If you find any potential dangers, address the problem as soon as time and money allow. Do not delay. Many problems can be partially addressed immediately, even if the problem cannot be completely resolved. If the nunchaku cord is frayed, get rid of them now. Even if you can’t replace them for a while, it is better to go without the weapon temporarily than risk serious injury or damage to the school. If the cord breaks during high-performance use, imagine the harm it can do if it struck someone.
If an accident happens today because of a problem you meant to fix tomorrow, you will feel like a fool. If you’ve never had an accident, then now is the time to take care of the problems. You do not want to wait until a student is injured before you try to make your school safe.
Safety of the Training Techniques
The third thing to look for in avoiding accidents is your actual training. Martial arts, by its very nature, bears an element of danger. Students will get minor injuries through the course of their training. The injuries might be as slight as a hyperextended joint or a strained muscle, or as serious as a concussion or fractured bone.
Combat systems are especially prone to injuries, and training could not be made entirely safe without sacrificing the effectiveness of that training. The question to ask is this: Are there any unnecessary dangers in my training policies?
Some common dangers:
– Weapons Practice in or near traffic areas (a traffic area is not just a walkway, but anywhere that other students move through, even if they are training as well).
– Students wandering near or through other students’ practice areas.
– Students holding kicking shields or heavy bags improperly (such as in front of the face, where they will hit themselves if their partner hits the shield hard.)
– Students holding kicking shields or heavy bags for others who hit too hard for them.
– Students training with sharp weapons without sufficient skill (even masters with decades of experience have nearly killed themselves practicing with combat-quality weapons).
– Sparring with excessive contact (often as a result of students sparring at a speed too fast for their level of control or a match getting out of hand).
– Sparring partners using techniques that cannot be safely performed in a sparring match (more than one full-speed shootfighting bout ended with a crippling injury because techniques were used that are difficult to control in a match).
– Rolling or falling on a hard floor while learning how to fall (recommendation: use a mat to learn, then the hard floor once some proficiency is developed).
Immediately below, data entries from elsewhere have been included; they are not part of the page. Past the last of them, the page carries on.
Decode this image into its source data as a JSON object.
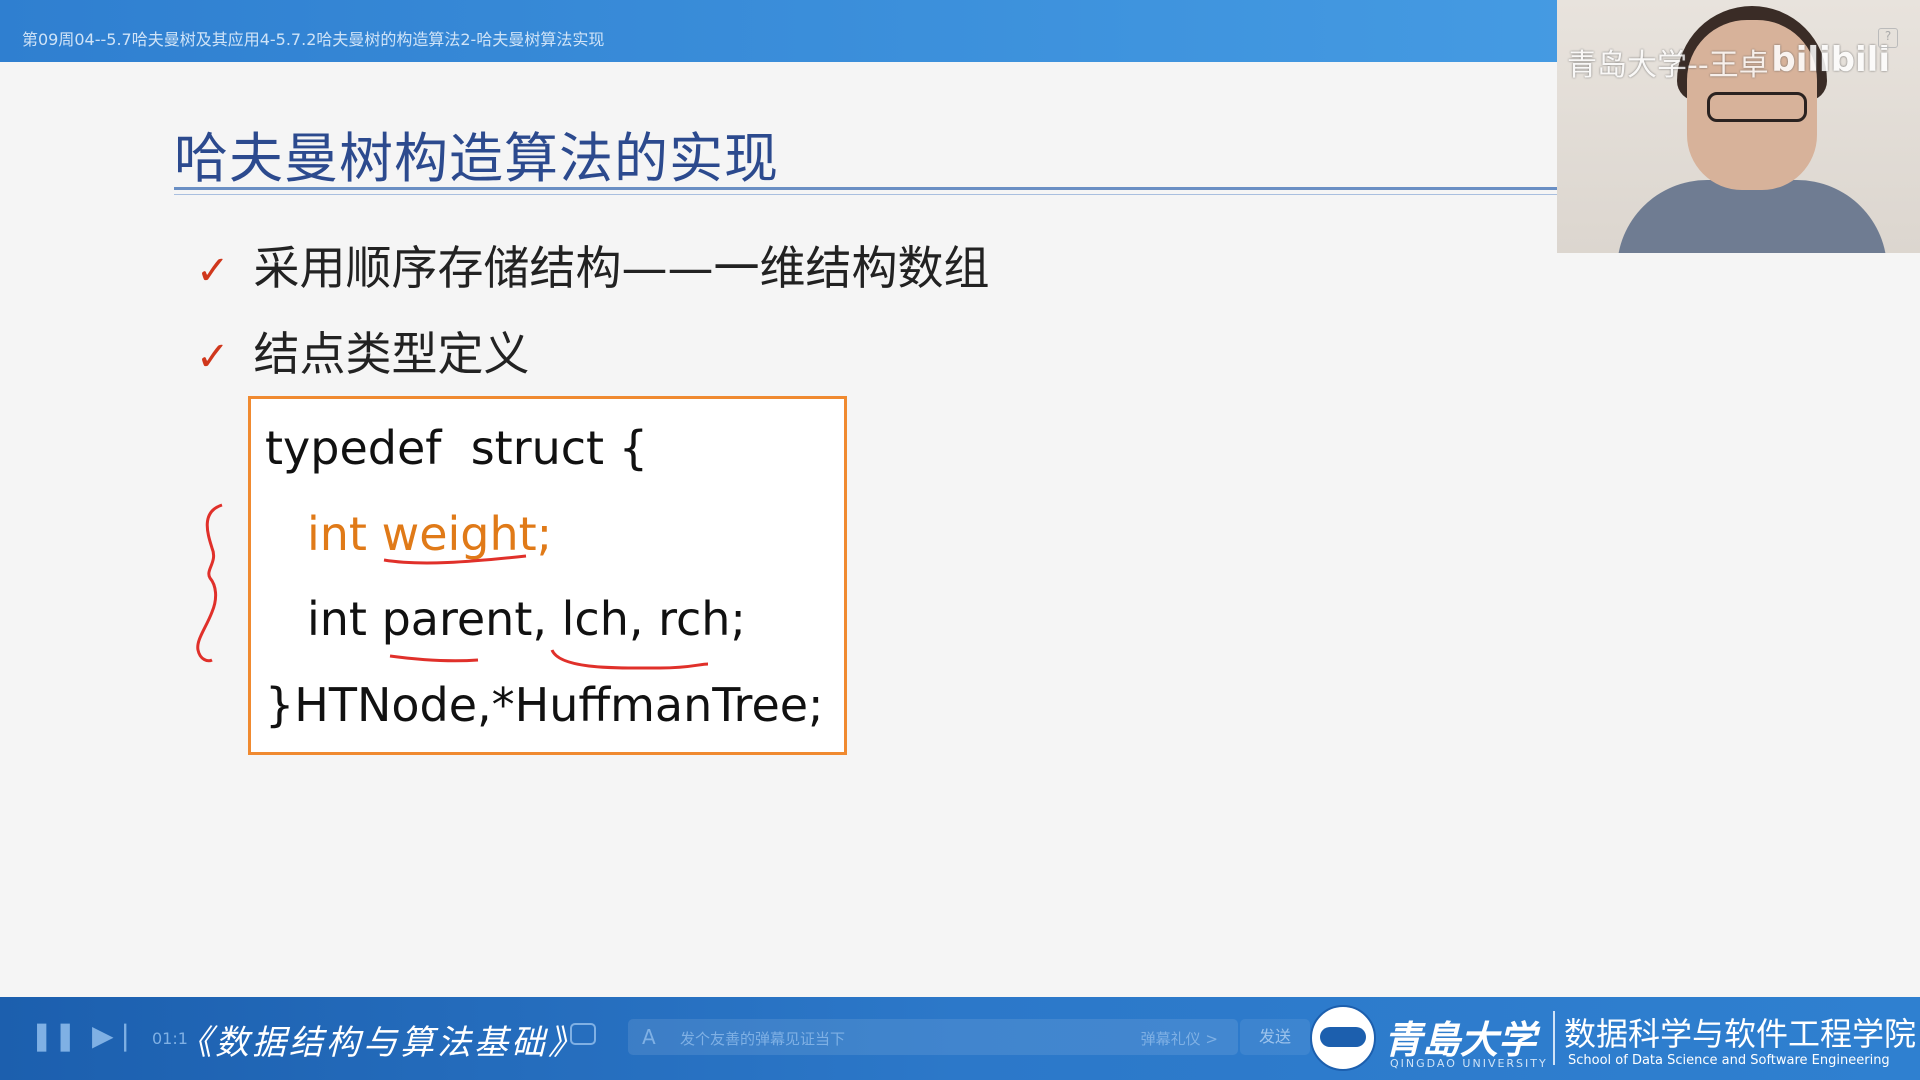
{
  "video": {
    "title": "第09周04--5.7哈夫曼树及其应用4-5.7.2哈夫曼树的构造算法2-哈夫曼树算法实现",
    "current_time": "01:1"
  },
  "slide": {
    "title": "哈夫曼树构造算法的实现",
    "bullets": [
      {
        "check": "✓",
        "text": "采用顺序存储结构——一维结构数组"
      },
      {
        "check": "✓",
        "text": "结点类型定义"
      }
    ],
    "code": [
      "typedef  struct {",
      "int weight;",
      "int parent, lch, rch;",
      "}HTNode,*HuffmanTree;"
    ]
  },
  "webcam": {
    "caption": "青岛大学--王卓",
    "watermark": "bilibili",
    "help": "?"
  },
  "player": {
    "course_title": "《数据结构与算法基础》",
    "danmaku_placeholder": "发个友善的弹幕见证当下",
    "danmaku_etiquette": "弹幕礼仪 >",
    "send_label": "发送"
  },
  "branding": {
    "university_cn": "青島大学",
    "university_en": "QINGDAO UNIVERSITY",
    "school_cn": "数据科学与软件工程学院",
    "school_en": "School of Data Science and Software Engineering"
  },
  "colors": {
    "title_blue": "#2c4a8e",
    "check_red": "#d0371c",
    "code_border_orange": "#f08a30",
    "highlight_orange": "#e07a18",
    "bar_blue": "#2c78c9"
  }
}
– Wrist Locks, throws or self-defense skills practiced too hard (recommendation: practice very gently — even too gently — until you learn an individual training partner’s pain and injury thresholds).